Subscribe now and save up to 56%
These red oak stools were inspired by the Tage Frid 3-legged stool. We needed them taller, with wider seats (the wife’s preference, doncha’ know), and no back. I had to learn several new techniques to make the stools; e.g., drilling compound-angle holes for the leg tenons (required a 2-way jig since the table on my drill press doesn’t tilt), cutting circular tenons, using a spokeshave, curving the seat (uniformly between the two stools) without a 12-inch high bandsaw.
I saw the Frid stools at wooditis.com and emailed Jamie about them.

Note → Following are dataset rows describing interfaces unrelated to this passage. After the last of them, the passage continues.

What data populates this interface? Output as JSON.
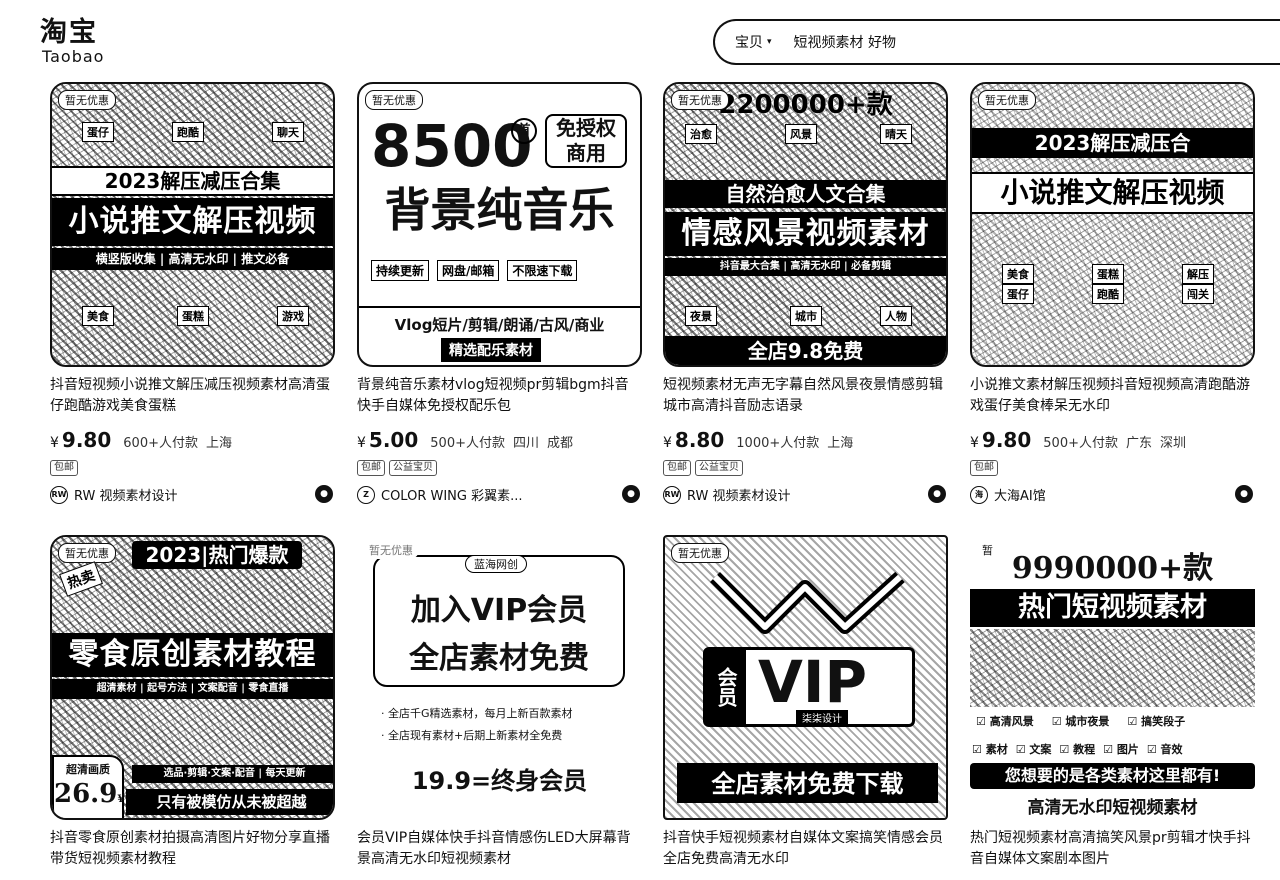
{
  "header": {
    "logo_cn": "淘宝",
    "logo_en": "Taobao",
    "search_type": "宝贝",
    "search_query": "短视频素材 好物"
  },
  "products": [
    {
      "title": "抖音短视频小说推文解压减压视频素材高清蛋仔跑酷游戏美食蛋糕",
      "price": "9.80",
      "sold": "600+人付款",
      "location": [
        "上海"
      ],
      "tags": [
        "包邮"
      ],
      "shop_logo": "RW",
      "shop": "RW 视频素材设计",
      "thumb": {
        "promo": "暂无优惠",
        "year": "2023解压减压合集",
        "headline": "小说推文解压视频",
        "sub": "横竖版收集 | 高清无水印 | 推文必备",
        "labels": [
          "蛋仔",
          "跑酷",
          "聊天",
          "美食",
          "蛋糕",
          "游戏"
        ]
      }
    },
    {
      "title": "背景纯音乐素材vlog短视频pr剪辑bgm抖音快手自媒体免授权配乐包",
      "price": "5.00",
      "sold": "500+人付款",
      "location": [
        "四川",
        "成都"
      ],
      "tags": [
        "包邮",
        "公益宝贝"
      ],
      "shop_logo": "Z",
      "shop": "COLOR WING 彩翼素...",
      "thumb": {
        "promo": "暂无优惠",
        "number": "8500",
        "unit": "首",
        "license": "免授权商用",
        "headline": "背景纯音乐",
        "badges": [
          "持续更新",
          "网盘/邮箱",
          "不限速下载"
        ],
        "types": "Vlog短片/剪辑/朗诵/古风/商业",
        "footer": "精选配乐素材"
      }
    },
    {
      "title": "短视频素材无声无字幕自然风景夜景情感剪辑城市高清抖音励志语录",
      "price": "8.80",
      "sold": "1000+人付款",
      "location": [
        "上海"
      ],
      "tags": [
        "包邮",
        "公益宝贝"
      ],
      "shop_logo": "RW",
      "shop": "RW 视频素材设计",
      "thumb": {
        "promo": "暂无优惠",
        "number": "2200000+款",
        "labels": [
          "治愈",
          "风景",
          "晴天"
        ],
        "sub1": "自然治愈人文合集",
        "headline": "情感风景视频素材",
        "sub2": "抖音最大合集 | 高清无水印 | 必备剪辑",
        "labels2": [
          "夜景",
          "城市",
          "人物"
        ],
        "footer": "全店9.8免费"
      }
    },
    {
      "title": "小说推文素材解压视频抖音短视频高清跑酷游戏蛋仔美食棒呆无水印",
      "price": "9.80",
      "sold": "500+人付款",
      "location": [
        "广东",
        "深圳"
      ],
      "tags": [
        "包邮"
      ],
      "shop_logo": "海",
      "shop": "大海AI馆",
      "thumb": {
        "promo": "暂无优惠",
        "year": "2023解压减压合",
        "headline": "小说推文解压视频",
        "checks": [
          "美食",
          "蛋糕",
          "解压",
          "蛋仔",
          "跑酷",
          "闯关"
        ]
      }
    },
    {
      "title": "抖音零食原创素材拍摄高清图片好物分享直播带货短视频素材教程",
      "price": "",
      "sold": "",
      "location": [],
      "tags": [],
      "shop_logo": "",
      "shop": "",
      "thumb": {
        "promo": "暂无优惠",
        "year": "2023|热门爆款",
        "corner": "热卖",
        "headline": "零食原创素材教程",
        "sub": "超清素材 | 起号方法 | 文案配音 | 零食直播",
        "quality": "超清画质",
        "price": "26.9",
        "yen": "¥",
        "strip1": "选品·剪辑·文案·配音 | 每天更新",
        "strip2": "只有被模仿从未被超越"
      }
    },
    {
      "title": "会员VIP自媒体快手抖音情感伤LED大屏幕背景高清无水印短视频素材",
      "price": "",
      "sold": "",
      "location": [],
      "tags": [],
      "shop_logo": "",
      "shop": "",
      "thumb": {
        "promo": "暂无优惠",
        "brand": "蓝海网创",
        "line1": "加入VIP会员",
        "line2": "全店素材免费",
        "bullet1": "· 全店千G精选素材，每月上新百款素材",
        "bullet2": "· 全店现有素材+后期上新素材全免费",
        "footer": "19.9=终身会员"
      }
    },
    {
      "title": "抖音快手短视频素材自媒体文案搞笑情感会员全店免费高清无水印",
      "price": "",
      "sold": "",
      "location": [],
      "tags": [],
      "shop_logo": "",
      "shop": "",
      "thumb": {
        "promo": "暂无优惠",
        "member": "会员",
        "vip": "VIP",
        "design": "柒柒设计",
        "footer": "全店素材免费下载"
      }
    },
    {
      "title": "热门短视频素材高清搞笑风景pr剪辑才快手抖音自媒体文案剧本图片",
      "price": "",
      "sold": "",
      "location": [],
      "tags": [],
      "shop_logo": "",
      "shop": "",
      "thumb": {
        "promo": "暂",
        "number": "9990000+款",
        "headline": "热门短视频素材",
        "checks1": [
          "高清风景",
          "城市夜景",
          "搞笑段子"
        ],
        "checks2": [
          "素材",
          "文案",
          "教程",
          "图片",
          "音效"
        ],
        "slogan": "您想要的是各类素材这里都有!",
        "footer": "高清无水印短视频素材"
      }
    }
  ]
}
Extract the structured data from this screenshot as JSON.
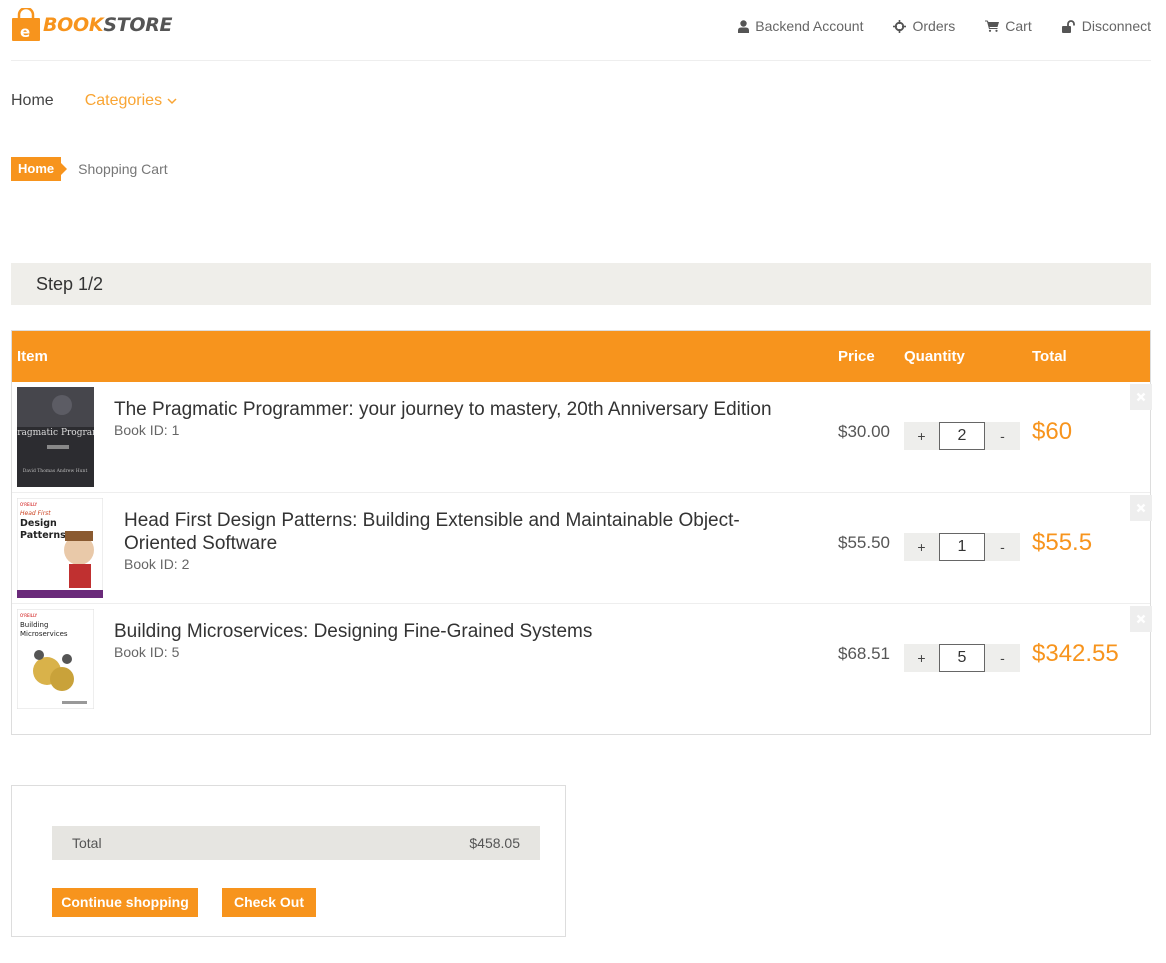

She suggested that I build a prototype (which I did) prior to making mistakes on the wood (oak), and she talked (via email) me through the various processes. Once the prototype was finished it was obvious that I needed to modify the design as shown in the photos. The entire project extended over several months (probably 16-17 hours in all) from first cut to final finish (satin poly), including the prototype, which took most of the time). I’m thrilled with the end-result.
Interestingly, folks are at first timid about sitting on a tall three-legged stool with skinny legs, but once they’re on, they don’t want to get off. My wife is now lobbying for another set…
Get woodworking tips, expert advice and special offers in your inbox
Become a member today
Get instant access to all FineWoodworking.com content.
Subscribe to Fine Woodworking
Save up to 56%
I just found your stools and love them. I am working with a lot of bitterbrush, juniper and mt. mahogany limbs that are not straight and am trying to come up with a way to use the pieces I have to make short 12"-14" high 3-legged stools but, am wondering about the angle to drill my holes for the tenons. any suggestions?? this is my first time making stools and I have limited tools to work with.
could use some simple suggestions if you have time, thanks
Not bad for a few months work! I like 'em ... a lot. I too would be interested in plans and a few tips so I could shorten up the production time a bit.
a set of plans would nice,because you did a # 1 job, very well received by a few of woodworking hangouts....
Thanks. What would you like to know in the way of "more infor?"
dude these are sick,in a good way, more infor please
How a chunk of red oak forced me to rethink the details of a cabinet
Fast, fun approach to making a comfortable, casual seat
Given the choice between a fixed-base router and a plunge model, Jeff Miller will take the plunge router every time. Because it can plunge in and out of the work,…
Eliminate tearout, banish snipe, and get smooth results every time
Take a look at the painstaking process that goes into turning one of Pascal Oudet’s wafer-thin disks--from flattening, to turning, to sandblasting.
Give your joinery skills a workout
Become a member today and get instant access to all FineWoodworking.com content!
Plus tips, advice, and special offers from Fine Woodworking.
In-depth online classes from the experts at Fine Woodworking.
Enter now for your chance to win a Lee Valley block plane valued at $160.
© 2016 The Taunton Press, Inc. All rights reserved.
Become a member and get instant access to thousands of videos, how-tos, tool reviews, and design features.
Start your subscription today and save up to 56%